Over here, there have been occasional flurries of experimentation with similar deliberative techniques. My erstwhile employer, the London Borough of Harrow, ran a much-publicised open budget process in 2004, following the Porto Allegro model. But it’s not something that has caught on. Why not?
Here are some questions and discussion points that we might cover.
- What “ways in” do the public currently have? To what extent are any of these properly deliberative? I suppose that many councils have area or neighbourhood forums, which has a deliberative flavour, but are limited to pretty operational and transactional discussions about flower tubs and streetlights which – to my cynical eyes – often seem to be heavily mediated by officers.
- What real world outcomes, now, could meaningful deliberative democracy help to deliver in local areas without too much effort or risk?
- What if anything could be stopping us from achieving that? For the public, I suppose it’s cynicism and/or just not being especially interested in certain issues (accepted wisdom suggests that unless it’s something that directly affects them, right now, the public won’t really engage). For public bodies like councils, the risks in “letting go” will seem substantial and there will be cost implications.
- How could we meaningfully knit together public deliberation and participation with more traditional governance mechanisms (mechanisms which are not going away)?
- Is this a battle between forward-thinking activists for more participation and stick-in-the-mud traditionalists obsessed by outdated rules and regulations, or is it more complicated than that? (Clue: it’s more complicated than that)
At the end of my pitch I ask, “how far *can* we go down the route of co-production, participation etc without scaring the horses?”. This question is intended to provoke discussion about whether people like me/us should be merrily going off on our own and trying to build these systems – in our own councils and even in our own communities – or whether we should be managing our own expectations more, acknowledging existing structures and diligently working within them. To follow Dave McKenna’s overarching “event theme” of “rock and roll democracy” (his blog on the subject will explain more), should we be aiming for the iconoclastic, revolutionary approach of David Bowie, or a more subversive approach, working within what looks at first glance like a tried and tested, traditional structure, but aiming to tweak it to get some more surprising and unexpected results, following the model of Half Man Half Biscuit?
Or is this whole debate massively self-indulgent?
Big thoughts then, albeit expressed inelegantly.

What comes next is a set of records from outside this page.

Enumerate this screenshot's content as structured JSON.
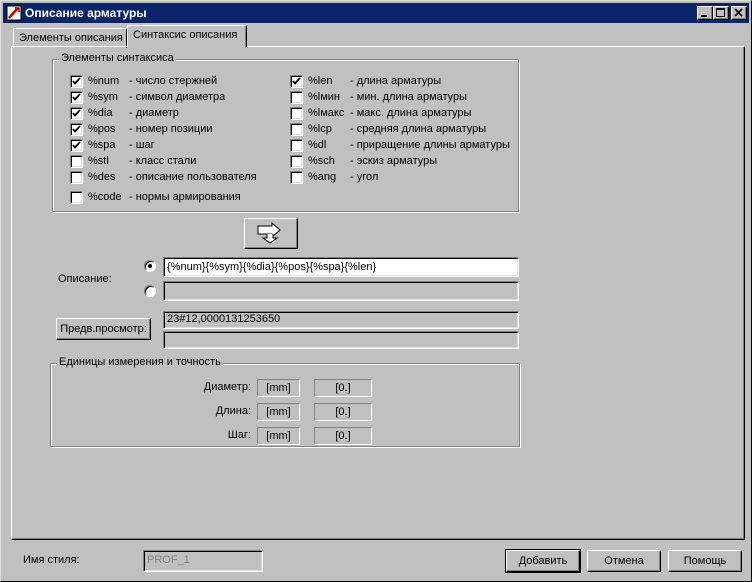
{
  "window": {
    "title": "Описание арматуры",
    "controls": {
      "minimize": "minimize-icon",
      "maximize": "maximize-icon",
      "close": "close-icon"
    }
  },
  "tabs": [
    {
      "label": "Элементы описания",
      "active": false
    },
    {
      "label": "Синтаксис описания",
      "active": true
    }
  ],
  "syntax": {
    "group_label": "Элементы синтаксиса",
    "left_items": [
      {
        "code": "%num",
        "desc": "- число стержней",
        "checked": true
      },
      {
        "code": "%sym",
        "desc": "- символ диаметра",
        "checked": true
      },
      {
        "code": "%dia",
        "desc": "- диаметр",
        "checked": true
      },
      {
        "code": "%pos",
        "desc": "- номер позиции",
        "checked": true
      },
      {
        "code": "%spa",
        "desc": "- шаг",
        "checked": true
      },
      {
        "code": "%stl",
        "desc": "- класс стали",
        "checked": false
      },
      {
        "code": "%des",
        "desc": "- описание пользователя",
        "checked": false
      },
      {
        "code": "%code",
        "desc": "- нормы армирования",
        "checked": false
      }
    ],
    "right_items": [
      {
        "code": "%len",
        "desc": "- длина арматуры",
        "checked": true
      },
      {
        "code": "%lмин",
        "desc": "- мин. длина арматуры",
        "checked": false
      },
      {
        "code": "%lмакс",
        "desc": "- макс. длина арматуры",
        "checked": false
      },
      {
        "code": "%lcp",
        "desc": "- средняя длина арматуры",
        "checked": false
      },
      {
        "code": "%dl",
        "desc": "- приращение длины арматуры",
        "checked": false
      },
      {
        "code": "%sch",
        "desc": "- эскиз арматуры",
        "checked": false
      },
      {
        "code": "%ang",
        "desc": "- угол",
        "checked": false
      }
    ]
  },
  "insert_button_icon": "insert-arrow-icon",
  "description": {
    "label": "Описание:",
    "line1": "{%num}{%sym}{%dia}{%pos}{%spa}{%len}",
    "line2": "",
    "selected": 1
  },
  "preview": {
    "button_label": "Предв.просмотр:",
    "line1": "23#12,0000131253650",
    "line2": ""
  },
  "units": {
    "group_label": "Единицы измерения и точность",
    "rows": [
      {
        "label": "Диаметр:",
        "unit": "[mm]",
        "precision": "[0.]"
      },
      {
        "label": "Длина:",
        "unit": "[mm]",
        "precision": "[0.]"
      },
      {
        "label": "Шаг:",
        "unit": "[mm]",
        "precision": "[0.]"
      }
    ]
  },
  "style": {
    "label": "Имя стиля:",
    "value": "PROF_1"
  },
  "buttons": {
    "add": "Добавить",
    "cancel": "Отмена",
    "help": "Помощь"
  }
}
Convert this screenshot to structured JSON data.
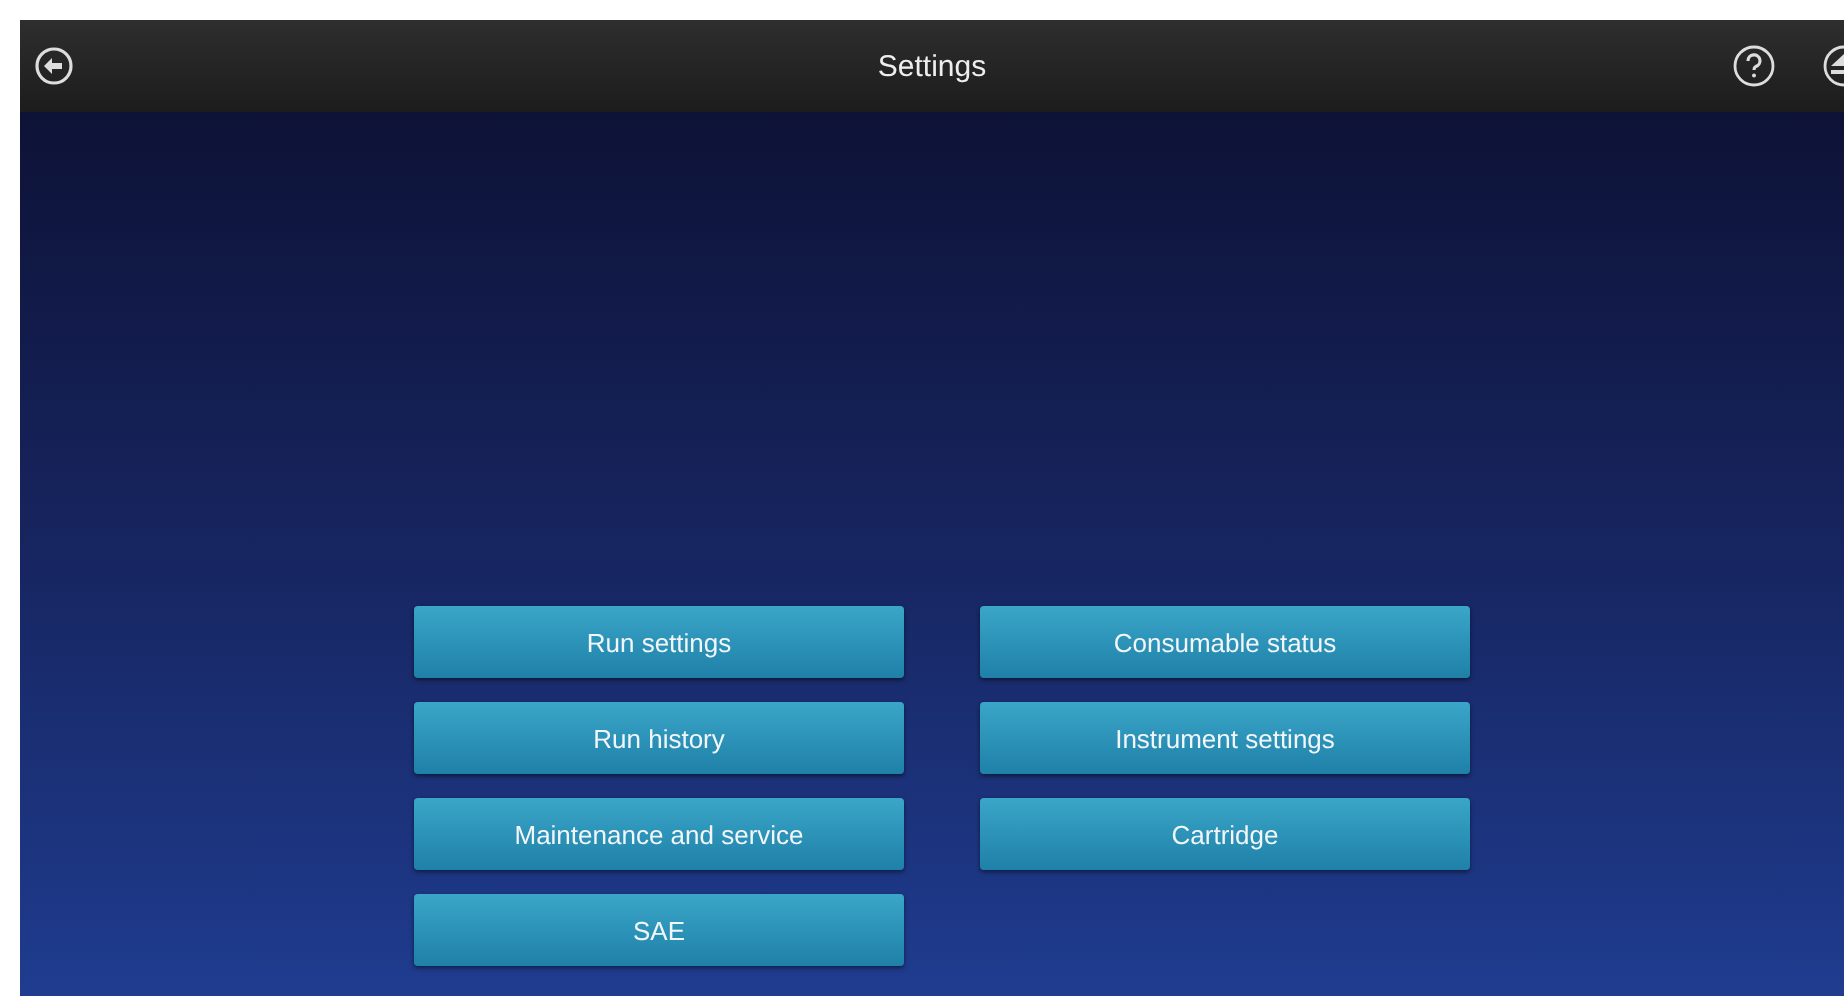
{
  "header": {
    "title": "Settings"
  },
  "menu_buttons": [
    {
      "label": "Run settings"
    },
    {
      "label": "Consumable status"
    },
    {
      "label": "Run history"
    },
    {
      "label": "Instrument settings"
    },
    {
      "label": "Maintenance and service"
    },
    {
      "label": "Cartridge"
    },
    {
      "label": "SAE"
    }
  ]
}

I will post again after the event. It will, I know, be interesting.